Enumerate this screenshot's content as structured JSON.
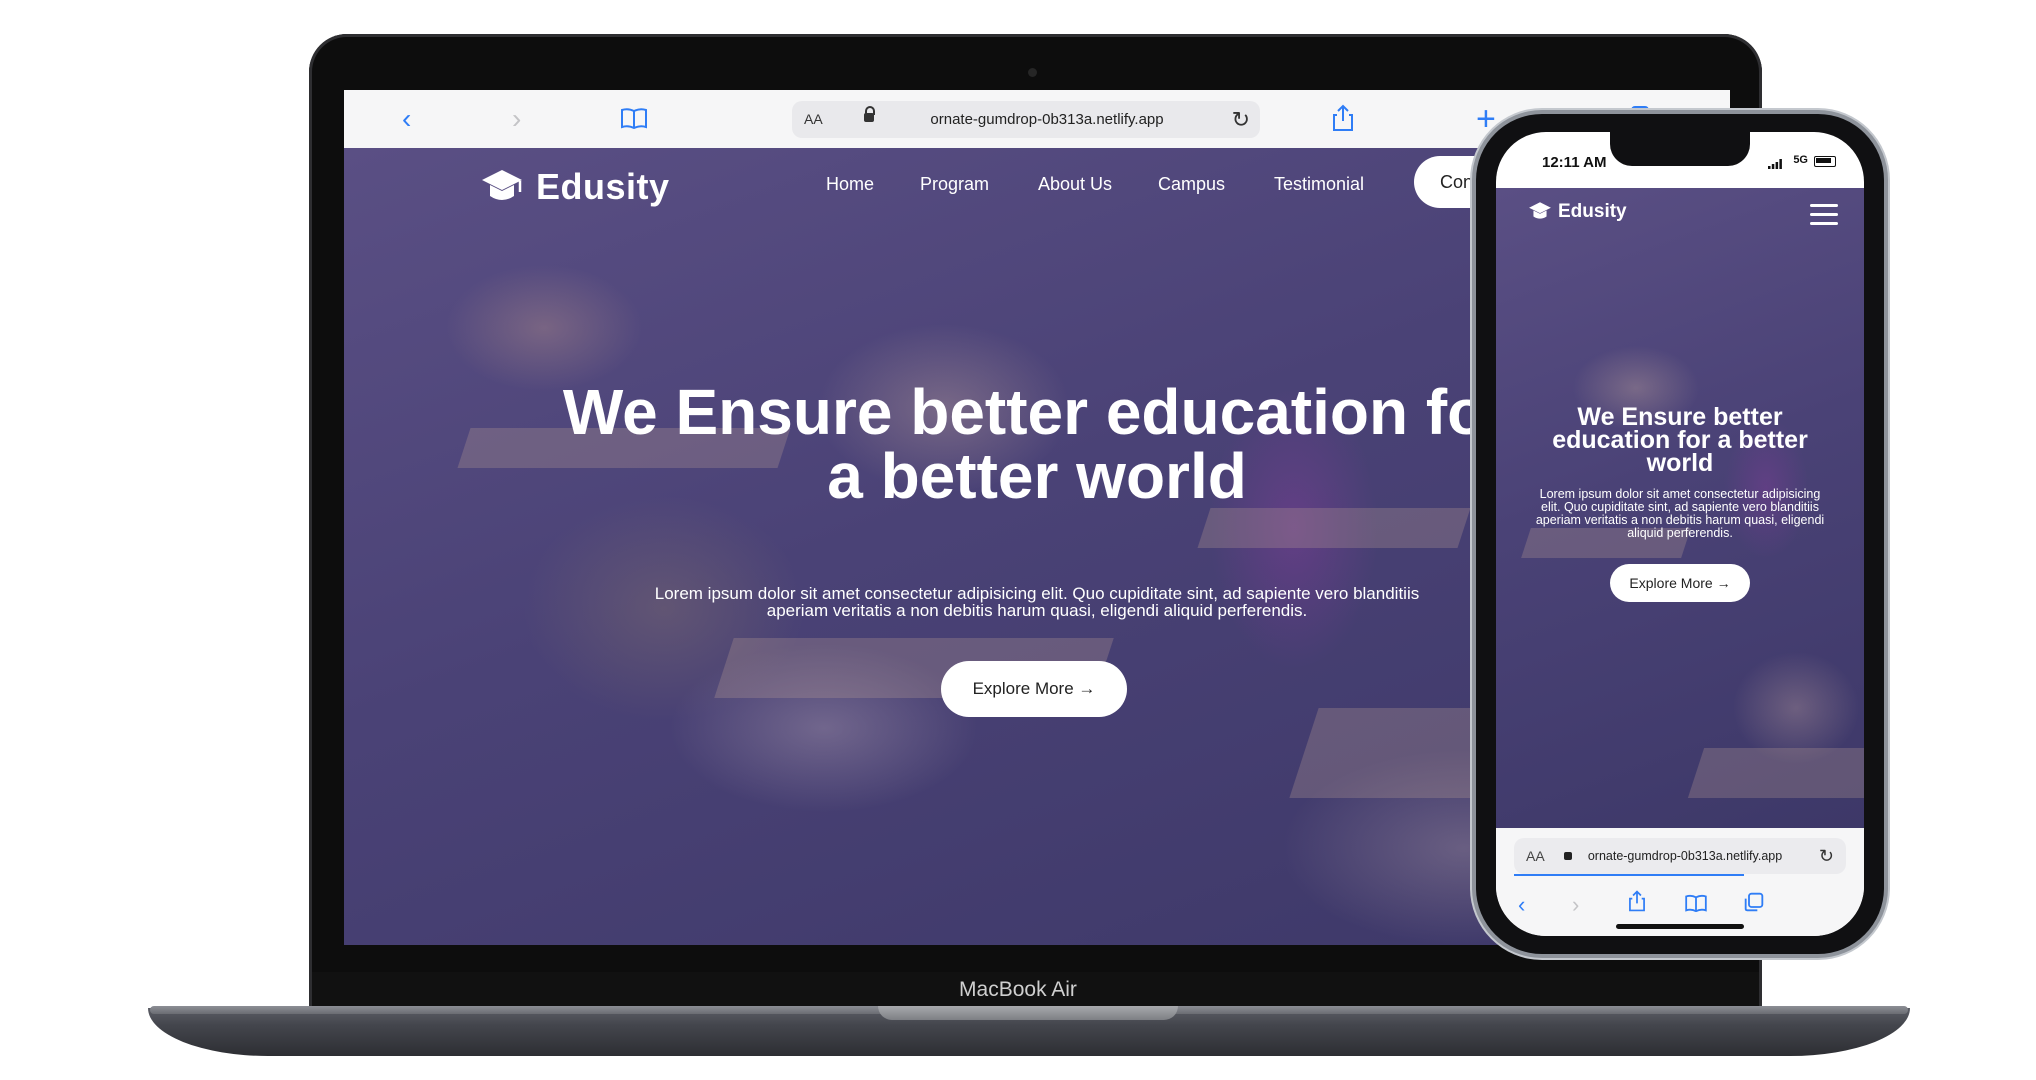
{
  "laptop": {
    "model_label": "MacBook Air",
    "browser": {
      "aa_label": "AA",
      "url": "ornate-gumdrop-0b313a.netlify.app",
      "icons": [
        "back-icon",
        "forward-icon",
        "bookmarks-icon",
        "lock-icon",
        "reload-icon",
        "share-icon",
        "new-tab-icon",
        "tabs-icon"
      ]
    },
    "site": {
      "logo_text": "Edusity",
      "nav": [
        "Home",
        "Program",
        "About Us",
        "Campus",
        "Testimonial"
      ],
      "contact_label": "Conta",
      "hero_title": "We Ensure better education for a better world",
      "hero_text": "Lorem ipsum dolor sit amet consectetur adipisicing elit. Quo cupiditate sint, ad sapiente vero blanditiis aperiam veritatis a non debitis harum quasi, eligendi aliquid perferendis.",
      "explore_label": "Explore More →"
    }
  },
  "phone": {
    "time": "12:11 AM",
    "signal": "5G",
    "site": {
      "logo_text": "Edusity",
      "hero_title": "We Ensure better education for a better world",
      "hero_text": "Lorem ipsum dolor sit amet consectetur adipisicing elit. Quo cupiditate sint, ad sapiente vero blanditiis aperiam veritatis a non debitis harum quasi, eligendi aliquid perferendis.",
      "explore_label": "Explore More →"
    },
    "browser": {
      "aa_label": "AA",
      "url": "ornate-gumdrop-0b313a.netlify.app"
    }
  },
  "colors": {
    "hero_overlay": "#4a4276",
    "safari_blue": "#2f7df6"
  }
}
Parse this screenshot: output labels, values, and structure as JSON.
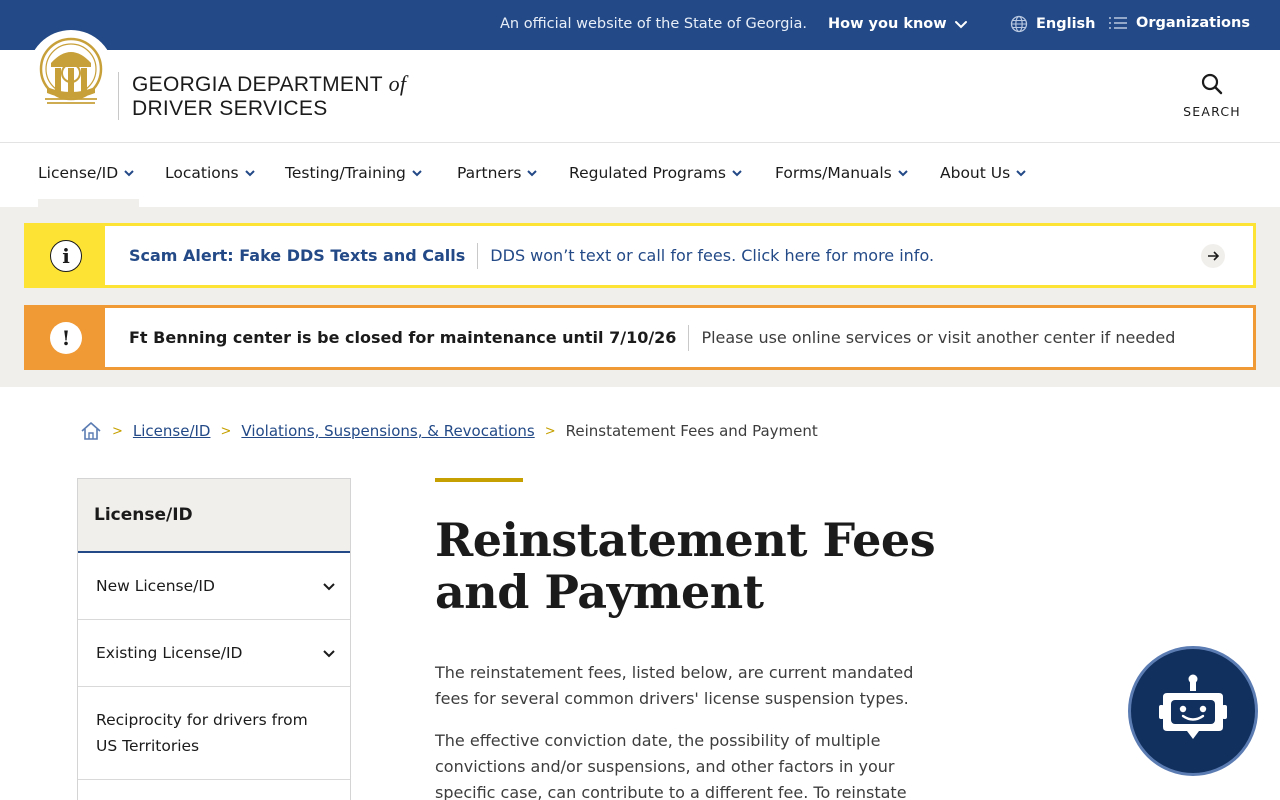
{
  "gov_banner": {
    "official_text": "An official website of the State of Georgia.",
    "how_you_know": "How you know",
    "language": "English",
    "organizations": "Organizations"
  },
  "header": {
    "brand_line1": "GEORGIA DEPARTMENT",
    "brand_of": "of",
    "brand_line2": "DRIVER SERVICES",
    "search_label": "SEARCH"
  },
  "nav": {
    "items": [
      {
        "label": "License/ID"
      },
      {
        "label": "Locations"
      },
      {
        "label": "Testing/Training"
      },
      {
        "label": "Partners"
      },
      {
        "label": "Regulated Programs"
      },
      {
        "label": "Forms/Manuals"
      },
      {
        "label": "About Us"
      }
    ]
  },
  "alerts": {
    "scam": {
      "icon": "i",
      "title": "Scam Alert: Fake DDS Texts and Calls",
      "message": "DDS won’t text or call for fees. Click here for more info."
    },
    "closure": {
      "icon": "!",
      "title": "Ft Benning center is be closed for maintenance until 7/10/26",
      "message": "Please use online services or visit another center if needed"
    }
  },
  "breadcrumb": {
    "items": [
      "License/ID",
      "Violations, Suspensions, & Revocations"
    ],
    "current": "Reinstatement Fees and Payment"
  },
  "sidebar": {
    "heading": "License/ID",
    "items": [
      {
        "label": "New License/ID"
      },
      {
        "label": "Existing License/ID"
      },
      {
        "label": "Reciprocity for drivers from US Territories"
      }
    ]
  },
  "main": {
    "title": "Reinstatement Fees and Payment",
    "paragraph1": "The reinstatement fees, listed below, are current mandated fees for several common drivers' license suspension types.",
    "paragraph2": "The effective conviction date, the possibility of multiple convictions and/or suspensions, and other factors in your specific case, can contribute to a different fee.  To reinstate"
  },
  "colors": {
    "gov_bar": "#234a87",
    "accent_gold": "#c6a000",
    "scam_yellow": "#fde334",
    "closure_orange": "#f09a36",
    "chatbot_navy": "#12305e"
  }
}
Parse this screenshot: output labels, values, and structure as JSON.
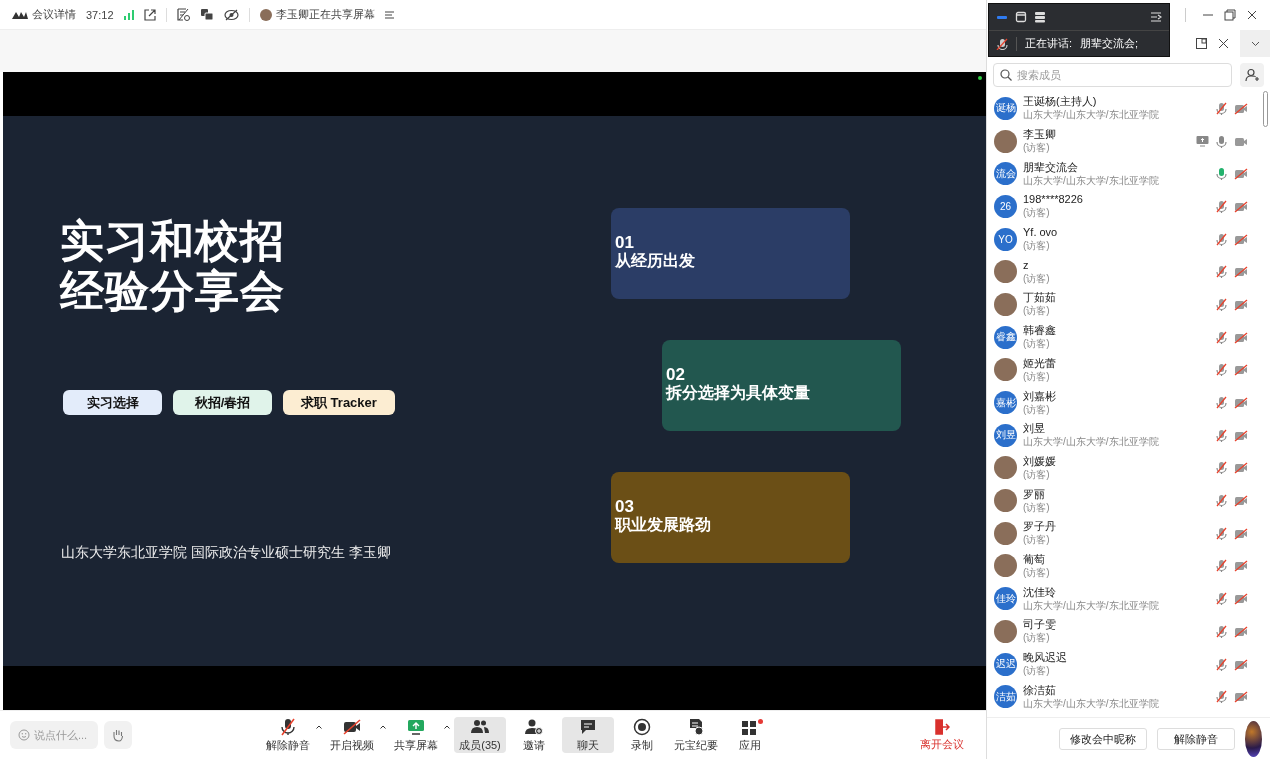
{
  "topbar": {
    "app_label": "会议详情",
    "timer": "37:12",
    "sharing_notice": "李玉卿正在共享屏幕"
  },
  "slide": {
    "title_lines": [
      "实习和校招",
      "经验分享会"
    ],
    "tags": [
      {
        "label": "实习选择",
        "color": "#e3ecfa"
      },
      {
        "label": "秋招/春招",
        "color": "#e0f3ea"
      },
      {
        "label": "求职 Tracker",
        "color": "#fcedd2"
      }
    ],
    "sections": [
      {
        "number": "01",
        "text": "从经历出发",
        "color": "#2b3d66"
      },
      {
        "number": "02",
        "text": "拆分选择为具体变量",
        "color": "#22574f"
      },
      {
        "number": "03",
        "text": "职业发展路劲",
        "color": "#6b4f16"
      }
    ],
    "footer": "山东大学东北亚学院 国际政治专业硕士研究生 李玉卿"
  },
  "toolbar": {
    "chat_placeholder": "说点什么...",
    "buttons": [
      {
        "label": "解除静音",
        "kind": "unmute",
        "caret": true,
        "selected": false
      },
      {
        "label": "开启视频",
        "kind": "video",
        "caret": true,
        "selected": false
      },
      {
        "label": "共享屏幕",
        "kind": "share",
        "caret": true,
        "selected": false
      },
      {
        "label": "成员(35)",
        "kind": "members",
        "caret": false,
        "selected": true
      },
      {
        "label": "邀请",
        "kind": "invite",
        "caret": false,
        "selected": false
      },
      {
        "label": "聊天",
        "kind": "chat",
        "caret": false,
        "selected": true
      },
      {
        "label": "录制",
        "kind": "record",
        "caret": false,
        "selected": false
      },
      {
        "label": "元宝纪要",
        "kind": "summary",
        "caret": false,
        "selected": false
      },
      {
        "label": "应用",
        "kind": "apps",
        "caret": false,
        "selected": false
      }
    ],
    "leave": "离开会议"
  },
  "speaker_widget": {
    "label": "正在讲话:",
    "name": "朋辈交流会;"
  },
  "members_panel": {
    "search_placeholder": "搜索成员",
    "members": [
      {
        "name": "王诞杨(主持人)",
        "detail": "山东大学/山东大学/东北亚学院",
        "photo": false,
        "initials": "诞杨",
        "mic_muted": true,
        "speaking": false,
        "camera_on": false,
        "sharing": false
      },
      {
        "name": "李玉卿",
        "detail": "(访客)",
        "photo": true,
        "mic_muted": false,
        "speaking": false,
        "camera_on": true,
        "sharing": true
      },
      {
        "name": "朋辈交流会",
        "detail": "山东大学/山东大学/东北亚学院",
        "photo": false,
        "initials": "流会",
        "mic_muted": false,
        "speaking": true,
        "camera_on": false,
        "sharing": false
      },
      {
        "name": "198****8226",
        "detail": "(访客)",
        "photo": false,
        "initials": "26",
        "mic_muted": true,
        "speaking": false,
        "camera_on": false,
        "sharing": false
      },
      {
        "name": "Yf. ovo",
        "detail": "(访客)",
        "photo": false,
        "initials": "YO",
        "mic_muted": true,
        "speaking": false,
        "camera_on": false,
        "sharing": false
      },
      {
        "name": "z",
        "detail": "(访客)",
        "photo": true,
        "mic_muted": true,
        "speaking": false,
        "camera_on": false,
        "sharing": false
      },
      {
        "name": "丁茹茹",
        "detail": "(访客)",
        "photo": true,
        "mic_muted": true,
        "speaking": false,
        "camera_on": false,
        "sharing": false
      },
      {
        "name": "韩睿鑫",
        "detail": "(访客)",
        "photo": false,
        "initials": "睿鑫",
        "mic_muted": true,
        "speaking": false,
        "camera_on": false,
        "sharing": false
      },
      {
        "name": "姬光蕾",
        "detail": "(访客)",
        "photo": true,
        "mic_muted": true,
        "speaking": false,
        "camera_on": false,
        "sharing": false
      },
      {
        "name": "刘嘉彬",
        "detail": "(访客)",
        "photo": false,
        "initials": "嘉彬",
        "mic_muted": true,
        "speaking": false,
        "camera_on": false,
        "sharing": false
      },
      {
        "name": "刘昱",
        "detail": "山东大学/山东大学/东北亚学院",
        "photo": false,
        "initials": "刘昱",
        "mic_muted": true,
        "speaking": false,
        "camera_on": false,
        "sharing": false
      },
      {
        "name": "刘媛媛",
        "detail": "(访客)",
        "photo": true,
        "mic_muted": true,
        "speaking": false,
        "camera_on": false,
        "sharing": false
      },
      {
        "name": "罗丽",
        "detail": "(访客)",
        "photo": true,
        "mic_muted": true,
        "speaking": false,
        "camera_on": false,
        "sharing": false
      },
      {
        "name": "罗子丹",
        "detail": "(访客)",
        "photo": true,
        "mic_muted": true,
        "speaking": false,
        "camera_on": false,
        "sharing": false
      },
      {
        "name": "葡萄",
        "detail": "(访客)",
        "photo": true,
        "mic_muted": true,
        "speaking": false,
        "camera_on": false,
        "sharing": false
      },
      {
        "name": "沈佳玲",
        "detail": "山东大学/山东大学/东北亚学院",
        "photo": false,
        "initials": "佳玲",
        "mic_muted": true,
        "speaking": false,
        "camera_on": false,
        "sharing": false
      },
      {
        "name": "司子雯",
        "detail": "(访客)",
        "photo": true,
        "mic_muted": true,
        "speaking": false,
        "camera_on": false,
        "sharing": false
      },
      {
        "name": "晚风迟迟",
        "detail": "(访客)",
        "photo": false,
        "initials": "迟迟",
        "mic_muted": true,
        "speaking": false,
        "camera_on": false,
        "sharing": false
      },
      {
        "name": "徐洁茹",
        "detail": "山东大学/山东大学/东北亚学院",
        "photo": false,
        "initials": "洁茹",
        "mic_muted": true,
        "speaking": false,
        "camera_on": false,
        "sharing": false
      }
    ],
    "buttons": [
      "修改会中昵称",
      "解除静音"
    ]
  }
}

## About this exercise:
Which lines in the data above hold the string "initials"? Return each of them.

## Result below:
        "initials": "诞杨",
        "initials": "流会",
        "initials": "26",
        "initials": "YO",
        "initials": "睿鑫",
        "initials": "嘉彬",
        "initials": "刘昱",
        "initials": "佳玲",
        "initials": "迟迟",
        "initials": "洁茹",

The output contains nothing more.